Wife and I worked that country for about 10 years. It is still wild and open. But slowly progress is whittling that away.
The country is riddled with sloughs that are cut for hay. Trees are thick and big in many areas and the creeks in most places can be used straight up for drinking water - unless they are dammed by beaver - then boil it or get the "fever". Good fishing can be had in lots of little creeks. Lots of moose and the snow gets real deep. Cold can be bad, but seldom as bad as the area CattleAnnie lives in. She lives far to the east of that country and a bit to the north. She's in Dawson Creek country.
It is not unusual to ride for miles and literally miles without seeing another human being, just moose and bears. The benches have grass that can stand a dry summer. Watch out for soft ground.
I have visited many many abandoned trappers cabins and line shacks. It is not unusual to find abandoned set ups that have no roads in or out. Found an axe that was left in a tree one time. Nothing around for miles. The handle was pretty much gone and just the double bit was left. Wonder what the story was behind that? It is still in the tree - I left it where it was. Seemed better to do that for some reason. Few fences and the range fences are often three and four row log rail barriers that run for miles.
I have managed to find the odd bit of colour when I used a frying pan to try my hand at finding gold - never enough to do more than start the heart racing. I was born to be short on cash.

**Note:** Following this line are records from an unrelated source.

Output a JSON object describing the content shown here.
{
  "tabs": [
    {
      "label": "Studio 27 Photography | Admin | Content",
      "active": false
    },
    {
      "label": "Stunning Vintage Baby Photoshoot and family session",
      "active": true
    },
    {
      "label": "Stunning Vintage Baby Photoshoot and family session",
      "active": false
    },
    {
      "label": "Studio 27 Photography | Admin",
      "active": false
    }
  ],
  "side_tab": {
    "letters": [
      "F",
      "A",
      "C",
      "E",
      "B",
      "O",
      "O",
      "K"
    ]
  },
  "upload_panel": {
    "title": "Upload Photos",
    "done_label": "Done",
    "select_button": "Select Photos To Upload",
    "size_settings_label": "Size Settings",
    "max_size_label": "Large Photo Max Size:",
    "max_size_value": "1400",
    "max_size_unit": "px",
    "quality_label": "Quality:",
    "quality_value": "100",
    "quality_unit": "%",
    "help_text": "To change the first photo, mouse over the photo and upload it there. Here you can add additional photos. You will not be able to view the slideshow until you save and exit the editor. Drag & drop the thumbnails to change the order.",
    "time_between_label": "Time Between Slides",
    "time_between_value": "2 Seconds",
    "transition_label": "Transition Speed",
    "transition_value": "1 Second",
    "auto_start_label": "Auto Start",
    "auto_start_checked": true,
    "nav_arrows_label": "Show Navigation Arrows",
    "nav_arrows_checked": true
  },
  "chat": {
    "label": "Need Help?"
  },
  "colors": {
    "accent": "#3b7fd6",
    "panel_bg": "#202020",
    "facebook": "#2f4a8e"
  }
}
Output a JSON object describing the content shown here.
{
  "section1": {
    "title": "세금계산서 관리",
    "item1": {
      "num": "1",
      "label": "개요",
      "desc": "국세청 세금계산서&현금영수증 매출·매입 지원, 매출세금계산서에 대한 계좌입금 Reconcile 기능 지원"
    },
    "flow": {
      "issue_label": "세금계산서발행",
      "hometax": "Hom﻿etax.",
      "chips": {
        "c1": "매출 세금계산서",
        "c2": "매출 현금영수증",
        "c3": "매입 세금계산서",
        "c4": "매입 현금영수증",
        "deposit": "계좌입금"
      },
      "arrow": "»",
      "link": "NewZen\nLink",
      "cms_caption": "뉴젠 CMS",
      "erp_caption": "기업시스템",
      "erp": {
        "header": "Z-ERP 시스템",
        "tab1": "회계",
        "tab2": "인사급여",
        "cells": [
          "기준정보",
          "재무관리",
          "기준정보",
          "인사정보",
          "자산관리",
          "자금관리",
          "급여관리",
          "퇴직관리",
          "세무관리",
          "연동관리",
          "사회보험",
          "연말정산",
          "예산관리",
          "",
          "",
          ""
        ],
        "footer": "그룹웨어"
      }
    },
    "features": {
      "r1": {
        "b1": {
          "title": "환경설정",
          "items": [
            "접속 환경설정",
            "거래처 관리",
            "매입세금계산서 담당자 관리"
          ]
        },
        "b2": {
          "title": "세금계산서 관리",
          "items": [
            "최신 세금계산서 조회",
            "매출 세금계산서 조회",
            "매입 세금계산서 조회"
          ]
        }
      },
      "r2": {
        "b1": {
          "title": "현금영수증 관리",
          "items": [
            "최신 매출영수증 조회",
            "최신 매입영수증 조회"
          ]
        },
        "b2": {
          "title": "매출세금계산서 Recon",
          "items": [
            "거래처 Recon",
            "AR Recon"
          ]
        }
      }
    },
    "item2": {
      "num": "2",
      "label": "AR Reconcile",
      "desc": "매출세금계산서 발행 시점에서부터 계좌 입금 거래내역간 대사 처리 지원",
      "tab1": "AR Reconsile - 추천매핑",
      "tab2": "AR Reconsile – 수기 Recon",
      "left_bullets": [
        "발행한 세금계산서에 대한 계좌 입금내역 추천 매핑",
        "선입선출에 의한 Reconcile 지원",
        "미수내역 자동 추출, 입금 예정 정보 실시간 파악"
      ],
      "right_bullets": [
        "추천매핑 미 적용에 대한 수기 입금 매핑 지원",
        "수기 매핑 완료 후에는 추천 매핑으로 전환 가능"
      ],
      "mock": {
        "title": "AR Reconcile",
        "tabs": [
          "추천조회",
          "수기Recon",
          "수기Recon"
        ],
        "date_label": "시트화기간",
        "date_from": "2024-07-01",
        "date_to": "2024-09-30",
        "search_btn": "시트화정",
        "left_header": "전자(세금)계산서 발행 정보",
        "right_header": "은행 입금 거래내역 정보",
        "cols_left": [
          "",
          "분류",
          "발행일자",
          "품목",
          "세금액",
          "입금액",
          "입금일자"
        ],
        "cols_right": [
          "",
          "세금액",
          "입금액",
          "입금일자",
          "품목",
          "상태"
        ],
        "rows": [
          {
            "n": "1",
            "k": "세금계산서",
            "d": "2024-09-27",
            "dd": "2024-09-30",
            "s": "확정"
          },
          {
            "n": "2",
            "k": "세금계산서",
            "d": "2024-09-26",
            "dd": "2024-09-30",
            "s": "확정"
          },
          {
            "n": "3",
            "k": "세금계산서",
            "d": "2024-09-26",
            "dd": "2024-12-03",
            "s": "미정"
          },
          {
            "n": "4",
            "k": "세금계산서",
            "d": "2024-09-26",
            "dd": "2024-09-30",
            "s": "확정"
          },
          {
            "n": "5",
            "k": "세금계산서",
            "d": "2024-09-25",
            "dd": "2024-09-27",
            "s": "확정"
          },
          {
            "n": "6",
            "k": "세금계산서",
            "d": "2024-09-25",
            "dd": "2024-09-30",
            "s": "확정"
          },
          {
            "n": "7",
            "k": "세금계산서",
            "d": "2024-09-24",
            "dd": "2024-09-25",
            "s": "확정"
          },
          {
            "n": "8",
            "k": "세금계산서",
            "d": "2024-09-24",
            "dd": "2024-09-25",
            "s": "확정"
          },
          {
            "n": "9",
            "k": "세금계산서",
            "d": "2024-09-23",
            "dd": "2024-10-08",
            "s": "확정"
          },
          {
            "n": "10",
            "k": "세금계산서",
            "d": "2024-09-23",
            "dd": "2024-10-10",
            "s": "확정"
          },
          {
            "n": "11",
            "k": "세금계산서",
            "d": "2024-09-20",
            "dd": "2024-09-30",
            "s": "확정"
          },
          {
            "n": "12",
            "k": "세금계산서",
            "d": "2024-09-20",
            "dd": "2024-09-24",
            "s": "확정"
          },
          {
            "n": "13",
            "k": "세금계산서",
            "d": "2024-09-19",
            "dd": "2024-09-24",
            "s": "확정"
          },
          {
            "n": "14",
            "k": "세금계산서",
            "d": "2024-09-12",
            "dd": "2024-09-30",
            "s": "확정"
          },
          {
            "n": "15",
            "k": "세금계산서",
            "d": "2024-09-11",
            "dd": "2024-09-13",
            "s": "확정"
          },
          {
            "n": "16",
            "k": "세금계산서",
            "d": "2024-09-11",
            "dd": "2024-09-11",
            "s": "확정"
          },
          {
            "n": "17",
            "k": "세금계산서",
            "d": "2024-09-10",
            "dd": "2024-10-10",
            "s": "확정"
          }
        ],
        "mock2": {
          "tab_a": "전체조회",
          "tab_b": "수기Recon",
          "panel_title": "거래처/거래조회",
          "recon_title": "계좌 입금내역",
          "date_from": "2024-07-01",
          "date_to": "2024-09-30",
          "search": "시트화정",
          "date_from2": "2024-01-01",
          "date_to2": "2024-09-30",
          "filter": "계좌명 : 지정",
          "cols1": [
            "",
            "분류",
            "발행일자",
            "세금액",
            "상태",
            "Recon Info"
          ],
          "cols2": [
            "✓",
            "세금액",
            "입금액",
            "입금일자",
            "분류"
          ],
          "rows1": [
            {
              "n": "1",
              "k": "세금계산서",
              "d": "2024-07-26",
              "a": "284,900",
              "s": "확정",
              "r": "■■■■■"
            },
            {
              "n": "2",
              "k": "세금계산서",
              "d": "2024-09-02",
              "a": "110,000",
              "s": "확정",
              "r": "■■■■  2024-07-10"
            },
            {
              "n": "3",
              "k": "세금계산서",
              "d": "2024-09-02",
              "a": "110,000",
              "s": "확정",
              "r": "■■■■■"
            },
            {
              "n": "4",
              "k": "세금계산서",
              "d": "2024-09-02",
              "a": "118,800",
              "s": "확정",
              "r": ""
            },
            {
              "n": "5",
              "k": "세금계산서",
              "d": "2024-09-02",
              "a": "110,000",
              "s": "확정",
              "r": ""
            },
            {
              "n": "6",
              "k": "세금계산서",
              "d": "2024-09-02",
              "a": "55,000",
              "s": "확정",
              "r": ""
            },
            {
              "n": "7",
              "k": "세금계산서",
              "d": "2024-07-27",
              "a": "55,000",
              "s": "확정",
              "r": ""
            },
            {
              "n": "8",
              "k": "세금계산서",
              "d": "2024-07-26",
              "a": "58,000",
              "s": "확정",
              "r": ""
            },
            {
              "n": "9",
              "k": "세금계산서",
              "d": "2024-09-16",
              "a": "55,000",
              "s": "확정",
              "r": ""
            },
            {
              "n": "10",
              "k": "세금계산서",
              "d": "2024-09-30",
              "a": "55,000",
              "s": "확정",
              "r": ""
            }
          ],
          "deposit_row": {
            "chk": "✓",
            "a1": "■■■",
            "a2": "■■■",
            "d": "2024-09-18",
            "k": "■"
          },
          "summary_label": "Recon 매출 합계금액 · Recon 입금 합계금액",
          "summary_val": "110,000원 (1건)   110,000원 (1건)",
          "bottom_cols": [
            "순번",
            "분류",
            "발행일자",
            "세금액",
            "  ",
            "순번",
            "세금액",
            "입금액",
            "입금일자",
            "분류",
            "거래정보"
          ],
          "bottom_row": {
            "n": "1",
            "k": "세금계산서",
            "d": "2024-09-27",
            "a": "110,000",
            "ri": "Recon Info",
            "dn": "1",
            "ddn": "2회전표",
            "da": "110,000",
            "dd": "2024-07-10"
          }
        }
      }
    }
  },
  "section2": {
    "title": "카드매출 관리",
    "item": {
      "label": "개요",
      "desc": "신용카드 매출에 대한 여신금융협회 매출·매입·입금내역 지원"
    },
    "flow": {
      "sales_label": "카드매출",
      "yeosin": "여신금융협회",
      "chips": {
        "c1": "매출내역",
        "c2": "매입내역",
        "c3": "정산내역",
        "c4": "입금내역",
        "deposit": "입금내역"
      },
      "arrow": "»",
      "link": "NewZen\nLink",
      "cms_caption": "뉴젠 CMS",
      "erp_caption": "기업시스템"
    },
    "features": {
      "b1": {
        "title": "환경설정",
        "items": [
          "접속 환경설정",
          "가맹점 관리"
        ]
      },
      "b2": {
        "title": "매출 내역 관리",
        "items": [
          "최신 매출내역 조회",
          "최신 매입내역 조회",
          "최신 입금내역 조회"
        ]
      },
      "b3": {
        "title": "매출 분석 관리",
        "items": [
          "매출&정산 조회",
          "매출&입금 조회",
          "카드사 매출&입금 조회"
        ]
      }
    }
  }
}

I used to winter far to the south in 100 Mile House. A once upon a time sleepy place that is now a major stop on the old Cariboo Highway. Wife went to school there. Her family still keeps a small place on Mahood Lake - a real deep lake - long and thin - nestled at the bottom of some pretty big hills and mountains.
I sometimes miss the wild country, but with kids it was tough shipping them away for a week at school and then fetching them home for the weekend.
Memory time tonight.
Like the time my brother-in-law and I were moose hunting what we called the moose pasture. Big, tough hills all around and good grass in the bottom. Found it by accident while we were scouting for cattle. THere was an unfinished log house in the middle of this natural pasture. At least 20 miles from any road and futher from any town. The roof was a real good one and the walls were in decent shape. No windows or doors. We parked the horses out back with hobbles and camped on the floor. He woke me up in the morning when he shot a fair bull moose out the living room window. It had a spotted rear, kinda' like an Appaloosa. It was eating in the front yard about 30 yards from the house. We packed it out.
I am not sure I could find the place again, but I know he could, because he still hunts there. To this day he has never met anyone in there.
Like the robber jays coming down and stealing the bread out of your plate while you were holding it and your morning cup of coffee. Like the big grey owls hooting late at night. Real wolves with their deep howl - sounding off in the distance.
Finding a wolf kill and following the flight and fight in the snow. You can read those tracks like a book once someone shows you how.
Like killing my first bear while it was rummaging through the gut pile of a mulie while we were pulling it up in the tree for safe over night storage. I do not know who was more surprized, him or me. But I do know who was faster that afternoon.
Like leaving my wife in a lean-to for a couple of days on the banks of a big creek, miles form anywhere in mid December while I rode out for supplies. She didn't want to come with me. Figured she had her dog, her gun and a pile of wood - so she was content to stay behind. I still remember her sitting inside the lean-to, just back of the fire, in a pair of jeans and a light sweater, the flames rolling up around her coffee pot and that big mean SOB of an old dog curled up on her sleeping bag as I rode away in deep snow and a storm coming. You would be surprized how warm a lean-to can be if it is set up right. The storm held me up for an extra day. When I got back that darned dog tried to eat me until I made her mind. Then wife got mad at me for making the dog mind. Having been away for a while it was a bit of fun making up for the argument over that darned dog of hers!
Yup, quite the area.
Tell The Bank To Get Stuffed